A faithful copy of the data below is required, leaving out every picture.

■ Data records:
★ ★ ★ ★ ★ ★ ★
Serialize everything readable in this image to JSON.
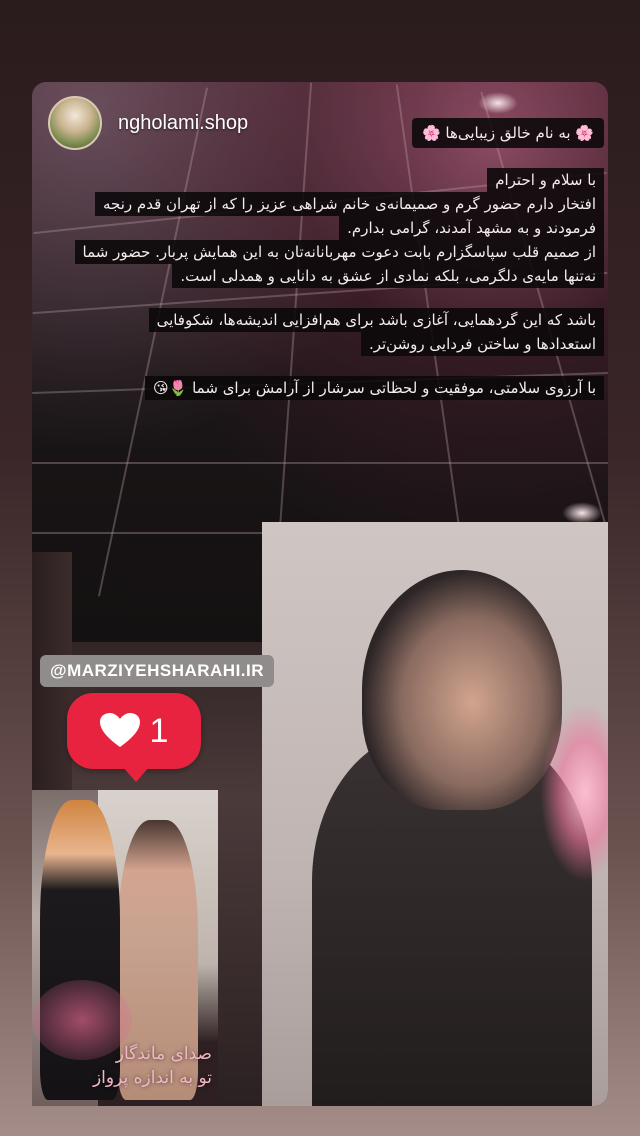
{
  "story": {
    "username": "ngholami.shop",
    "caption": {
      "title": "🌸 به نام خالق زیبایی‌ها 🌸",
      "lines": [
        "با سلام و احترام",
        "افتخار دارم حضور گرم و صمیمانه‌ی خانم شراهی عزیز را که از تهران قدم رنجه",
        "فرمودند و به مشهد آمدند، گرامی بدارم.",
        "از صمیم قلب سپاسگزارم بابت دعوت مهربانانه‌تان به این همایش پربار. حضور شما",
        "نه‌تنها مایه‌ی دلگرمی، بلکه نمادی از عشق به دانایی و همدلی است."
      ],
      "paragraph2": [
        "باشد که این گردهمایی، آغازی باشد برای هم‌افزایی اندیشه‌ها، شکوفایی",
        "استعدادها و ساختن فردایی روشن‌تر."
      ],
      "closing": "با آرزوی سلامتی، موفقیت و لحظاتی سرشار از آرامش برای شما 🌷😘"
    },
    "mention": "@MARZIYEHSHARAHI.IR",
    "like_sticker": {
      "count": "1",
      "color": "#e8233f",
      "icon": "heart-icon"
    },
    "inset_text": "صدای ماندگار\nتو به اندازه پرواز"
  }
}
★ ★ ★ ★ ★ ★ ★
■ Answer to this task:
Serialize everything readable in this image to JSON.
{
  "story": {
    "username": "ngholami.shop",
    "caption": {
      "title": "🌸 به نام خالق زیبایی‌ها 🌸",
      "lines": [
        "با سلام و احترام",
        "افتخار دارم حضور گرم و صمیمانه‌ی خانم شراهی عزیز را که از تهران قدم رنجه",
        "فرمودند و به مشهد آمدند، گرامی بدارم.",
        "از صمیم قلب سپاسگزارم بابت دعوت مهربانانه‌تان به این همایش پربار. حضور شما",
        "نه‌تنها مایه‌ی دلگرمی، بلکه نمادی از عشق به دانایی و همدلی است."
      ],
      "paragraph2": [
        "باشد که این گردهمایی، آغازی باشد برای هم‌افزایی اندیشه‌ها، شکوفایی",
        "استعدادها و ساختن فردایی روشن‌تر."
      ],
      "closing": "با آرزوی سلامتی، موفقیت و لحظاتی سرشار از آرامش برای شما 🌷😘"
    },
    "mention": "@MARZIYEHSHARAHI.IR",
    "like_sticker": {
      "count": "1",
      "color": "#e8233f",
      "icon": "heart-icon"
    },
    "inset_text": "صدای ماندگار\nتو به اندازه پرواز"
  }
}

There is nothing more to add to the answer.